     Depending on the time of day, a symphony of comforting and tantalizing smells greet you. In the late afternoon, the aroma of cinnamon and sugar’s timeless waltz dances past your face. Mornings greet you with the sweet tang of poached plums and caramelizing nectarines. Trying not to bother the two or three cooks filling pastry shells or lovingly layering zucchini on focaccia dough, you begin to move through the room…very slowly.


     The sight of some kitchens is sometimes best left to the cold distance of Anthony Bourdain reruns. Not so at Europane. A slow stroll to the bathroom is rewarded with a visual feast. The walls are lined with shelves groaning under the weight of large clear containers; plump almonds, bright green pistachios and marbled walnuts. The main stages are the stainless steel table tops. Who knows what treats you will get a sneak peek at? A bubbly tub of luscious caramel sauce, ready to be drizzled on some lucky tart? A beautiful bowl full of cabernet-red plum pieces, ready to be fill a pie shell and get tucked under a flaky cover? Steel bowls of silky sweet macaroon filling? It’s all possible, and always a delightful surprise, depending on the time of day and season.


     After you saunter through the kitchen prep room and reach the bathroom door, you experience a brief moment of disappointment that the beautiful, if brief, journey is done.
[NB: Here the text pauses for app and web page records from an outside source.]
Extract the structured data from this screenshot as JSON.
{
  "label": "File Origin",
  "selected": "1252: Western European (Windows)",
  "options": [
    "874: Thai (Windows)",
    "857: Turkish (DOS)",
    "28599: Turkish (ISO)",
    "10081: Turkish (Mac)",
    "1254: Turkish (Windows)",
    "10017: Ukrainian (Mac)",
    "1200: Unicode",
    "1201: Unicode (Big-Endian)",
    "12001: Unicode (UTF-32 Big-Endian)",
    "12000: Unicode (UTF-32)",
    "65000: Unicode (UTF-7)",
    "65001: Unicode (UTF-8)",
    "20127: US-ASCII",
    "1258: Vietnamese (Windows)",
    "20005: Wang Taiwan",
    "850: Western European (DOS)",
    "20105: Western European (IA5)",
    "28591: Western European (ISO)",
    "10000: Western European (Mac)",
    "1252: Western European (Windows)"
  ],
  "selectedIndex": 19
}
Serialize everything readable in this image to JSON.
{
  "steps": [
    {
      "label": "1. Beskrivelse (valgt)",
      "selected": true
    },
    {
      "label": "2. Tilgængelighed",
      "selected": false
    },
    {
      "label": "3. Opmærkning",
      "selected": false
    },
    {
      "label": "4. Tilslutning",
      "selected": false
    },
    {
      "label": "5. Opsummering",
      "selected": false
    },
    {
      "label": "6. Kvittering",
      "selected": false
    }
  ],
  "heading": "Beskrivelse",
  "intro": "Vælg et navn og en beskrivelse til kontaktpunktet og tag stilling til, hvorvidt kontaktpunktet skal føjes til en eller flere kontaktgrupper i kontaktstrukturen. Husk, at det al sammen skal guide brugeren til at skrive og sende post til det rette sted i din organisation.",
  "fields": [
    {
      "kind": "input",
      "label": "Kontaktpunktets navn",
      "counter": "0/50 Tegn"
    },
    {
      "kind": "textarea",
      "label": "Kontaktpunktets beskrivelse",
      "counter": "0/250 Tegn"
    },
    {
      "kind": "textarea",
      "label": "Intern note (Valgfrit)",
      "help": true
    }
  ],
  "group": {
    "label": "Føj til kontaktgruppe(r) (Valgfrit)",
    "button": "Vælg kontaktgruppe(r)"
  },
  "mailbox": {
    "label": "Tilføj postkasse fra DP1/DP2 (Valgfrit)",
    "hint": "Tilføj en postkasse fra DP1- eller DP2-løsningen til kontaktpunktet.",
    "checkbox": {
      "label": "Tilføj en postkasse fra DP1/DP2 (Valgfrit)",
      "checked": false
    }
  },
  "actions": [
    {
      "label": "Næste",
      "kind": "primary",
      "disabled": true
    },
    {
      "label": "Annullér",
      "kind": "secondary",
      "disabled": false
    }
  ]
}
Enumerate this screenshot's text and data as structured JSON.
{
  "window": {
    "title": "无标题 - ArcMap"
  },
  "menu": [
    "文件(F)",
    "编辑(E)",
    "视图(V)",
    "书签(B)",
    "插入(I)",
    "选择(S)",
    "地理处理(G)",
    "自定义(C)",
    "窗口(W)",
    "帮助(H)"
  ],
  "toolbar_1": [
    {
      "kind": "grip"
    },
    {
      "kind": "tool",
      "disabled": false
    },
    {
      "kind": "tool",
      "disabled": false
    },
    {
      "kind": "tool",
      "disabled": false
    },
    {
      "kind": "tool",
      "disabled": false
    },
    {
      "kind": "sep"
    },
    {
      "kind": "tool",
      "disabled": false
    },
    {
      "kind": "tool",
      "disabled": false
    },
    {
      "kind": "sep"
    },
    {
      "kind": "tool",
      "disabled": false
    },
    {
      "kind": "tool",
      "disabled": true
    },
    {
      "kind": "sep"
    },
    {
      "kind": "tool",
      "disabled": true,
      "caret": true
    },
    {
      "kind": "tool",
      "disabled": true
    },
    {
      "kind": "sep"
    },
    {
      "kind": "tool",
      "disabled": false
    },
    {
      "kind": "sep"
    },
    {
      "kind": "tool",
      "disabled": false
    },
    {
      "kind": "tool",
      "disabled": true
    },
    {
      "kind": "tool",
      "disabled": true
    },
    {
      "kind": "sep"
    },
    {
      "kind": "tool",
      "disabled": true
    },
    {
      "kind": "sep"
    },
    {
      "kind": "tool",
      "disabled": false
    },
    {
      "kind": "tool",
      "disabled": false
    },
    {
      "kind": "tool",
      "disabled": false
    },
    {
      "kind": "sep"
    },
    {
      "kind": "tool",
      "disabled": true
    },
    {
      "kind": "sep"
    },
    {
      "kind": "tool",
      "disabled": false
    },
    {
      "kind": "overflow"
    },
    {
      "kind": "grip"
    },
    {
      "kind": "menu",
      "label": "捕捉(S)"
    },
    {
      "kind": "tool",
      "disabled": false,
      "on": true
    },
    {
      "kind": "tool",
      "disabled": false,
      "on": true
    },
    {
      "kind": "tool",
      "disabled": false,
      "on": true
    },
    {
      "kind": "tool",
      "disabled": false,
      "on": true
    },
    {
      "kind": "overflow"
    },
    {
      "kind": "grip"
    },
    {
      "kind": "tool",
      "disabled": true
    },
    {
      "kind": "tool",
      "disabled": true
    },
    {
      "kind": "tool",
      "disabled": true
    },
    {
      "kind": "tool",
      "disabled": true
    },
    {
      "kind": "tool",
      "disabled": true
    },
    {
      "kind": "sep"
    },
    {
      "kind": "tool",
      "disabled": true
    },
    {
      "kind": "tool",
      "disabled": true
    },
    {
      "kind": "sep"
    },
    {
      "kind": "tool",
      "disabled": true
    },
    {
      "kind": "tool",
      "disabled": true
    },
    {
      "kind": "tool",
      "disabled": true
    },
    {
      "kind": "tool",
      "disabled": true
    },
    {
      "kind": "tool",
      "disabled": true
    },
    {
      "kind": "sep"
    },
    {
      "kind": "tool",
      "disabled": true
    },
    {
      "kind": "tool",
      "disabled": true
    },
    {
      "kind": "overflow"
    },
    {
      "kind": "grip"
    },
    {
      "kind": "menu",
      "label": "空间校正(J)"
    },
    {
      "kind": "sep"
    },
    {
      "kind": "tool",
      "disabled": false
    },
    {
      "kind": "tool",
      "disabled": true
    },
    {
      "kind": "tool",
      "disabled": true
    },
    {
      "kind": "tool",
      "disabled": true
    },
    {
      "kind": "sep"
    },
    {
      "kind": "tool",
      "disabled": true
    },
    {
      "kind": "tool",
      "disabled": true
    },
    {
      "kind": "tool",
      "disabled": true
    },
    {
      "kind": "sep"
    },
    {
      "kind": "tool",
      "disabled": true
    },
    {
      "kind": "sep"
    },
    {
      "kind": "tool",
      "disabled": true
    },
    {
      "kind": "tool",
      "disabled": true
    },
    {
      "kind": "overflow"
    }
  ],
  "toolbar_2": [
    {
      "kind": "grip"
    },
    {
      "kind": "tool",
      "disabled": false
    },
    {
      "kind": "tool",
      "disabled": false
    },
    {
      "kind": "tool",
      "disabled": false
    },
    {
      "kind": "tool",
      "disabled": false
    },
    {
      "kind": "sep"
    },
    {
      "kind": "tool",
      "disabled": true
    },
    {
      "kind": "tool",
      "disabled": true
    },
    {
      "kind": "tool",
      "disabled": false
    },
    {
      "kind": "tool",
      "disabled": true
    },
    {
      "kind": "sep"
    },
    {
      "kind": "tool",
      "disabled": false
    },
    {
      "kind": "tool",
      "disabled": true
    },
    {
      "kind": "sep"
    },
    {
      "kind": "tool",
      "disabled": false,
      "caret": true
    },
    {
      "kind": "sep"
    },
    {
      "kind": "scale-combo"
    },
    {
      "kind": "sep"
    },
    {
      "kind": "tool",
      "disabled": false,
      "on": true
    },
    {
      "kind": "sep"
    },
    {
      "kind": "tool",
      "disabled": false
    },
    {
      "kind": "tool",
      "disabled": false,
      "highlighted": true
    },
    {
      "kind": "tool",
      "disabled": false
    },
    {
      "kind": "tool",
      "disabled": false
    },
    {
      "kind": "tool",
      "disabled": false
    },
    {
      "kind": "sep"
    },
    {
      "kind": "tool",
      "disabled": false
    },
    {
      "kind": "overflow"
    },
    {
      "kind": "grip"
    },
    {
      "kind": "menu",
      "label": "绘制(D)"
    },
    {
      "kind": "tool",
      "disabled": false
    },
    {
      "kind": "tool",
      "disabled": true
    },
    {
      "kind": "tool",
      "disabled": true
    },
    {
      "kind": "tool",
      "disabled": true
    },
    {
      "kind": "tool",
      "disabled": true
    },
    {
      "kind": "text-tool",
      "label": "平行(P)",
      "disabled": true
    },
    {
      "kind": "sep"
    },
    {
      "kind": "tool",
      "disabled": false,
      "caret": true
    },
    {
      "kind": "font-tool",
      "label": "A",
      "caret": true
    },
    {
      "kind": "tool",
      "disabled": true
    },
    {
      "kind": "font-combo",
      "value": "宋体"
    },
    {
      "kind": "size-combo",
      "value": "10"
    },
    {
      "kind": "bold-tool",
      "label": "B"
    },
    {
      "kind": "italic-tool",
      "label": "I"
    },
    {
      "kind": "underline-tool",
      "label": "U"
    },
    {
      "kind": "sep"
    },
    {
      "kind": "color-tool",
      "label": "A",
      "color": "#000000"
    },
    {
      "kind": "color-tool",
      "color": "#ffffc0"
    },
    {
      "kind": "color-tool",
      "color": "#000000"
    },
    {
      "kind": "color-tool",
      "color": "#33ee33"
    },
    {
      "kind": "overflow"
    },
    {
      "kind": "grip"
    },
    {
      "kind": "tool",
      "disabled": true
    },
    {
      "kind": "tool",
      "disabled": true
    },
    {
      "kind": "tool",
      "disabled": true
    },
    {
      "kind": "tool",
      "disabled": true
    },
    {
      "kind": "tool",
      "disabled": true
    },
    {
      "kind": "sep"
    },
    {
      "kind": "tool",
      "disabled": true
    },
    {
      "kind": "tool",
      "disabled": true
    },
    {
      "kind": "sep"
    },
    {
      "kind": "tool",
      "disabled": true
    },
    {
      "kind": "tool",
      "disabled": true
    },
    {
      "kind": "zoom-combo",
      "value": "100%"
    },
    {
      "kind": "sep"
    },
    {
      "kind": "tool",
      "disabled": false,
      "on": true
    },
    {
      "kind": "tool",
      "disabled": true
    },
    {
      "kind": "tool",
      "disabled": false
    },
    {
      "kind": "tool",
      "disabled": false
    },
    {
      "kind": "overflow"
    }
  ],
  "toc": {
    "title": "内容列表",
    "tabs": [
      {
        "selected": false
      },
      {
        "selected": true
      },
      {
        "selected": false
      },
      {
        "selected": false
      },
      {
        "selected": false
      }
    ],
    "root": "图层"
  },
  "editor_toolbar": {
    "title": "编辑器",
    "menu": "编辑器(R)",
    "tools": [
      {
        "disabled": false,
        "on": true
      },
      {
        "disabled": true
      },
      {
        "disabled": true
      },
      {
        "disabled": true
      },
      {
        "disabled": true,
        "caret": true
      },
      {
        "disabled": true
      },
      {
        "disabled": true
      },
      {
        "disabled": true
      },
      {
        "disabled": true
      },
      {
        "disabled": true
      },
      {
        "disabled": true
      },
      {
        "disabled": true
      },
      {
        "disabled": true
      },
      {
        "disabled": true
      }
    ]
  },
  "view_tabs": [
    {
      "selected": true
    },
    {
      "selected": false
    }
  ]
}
 Until you realize that to get to your waiting latte and LA Times in the front room, you have to walk back.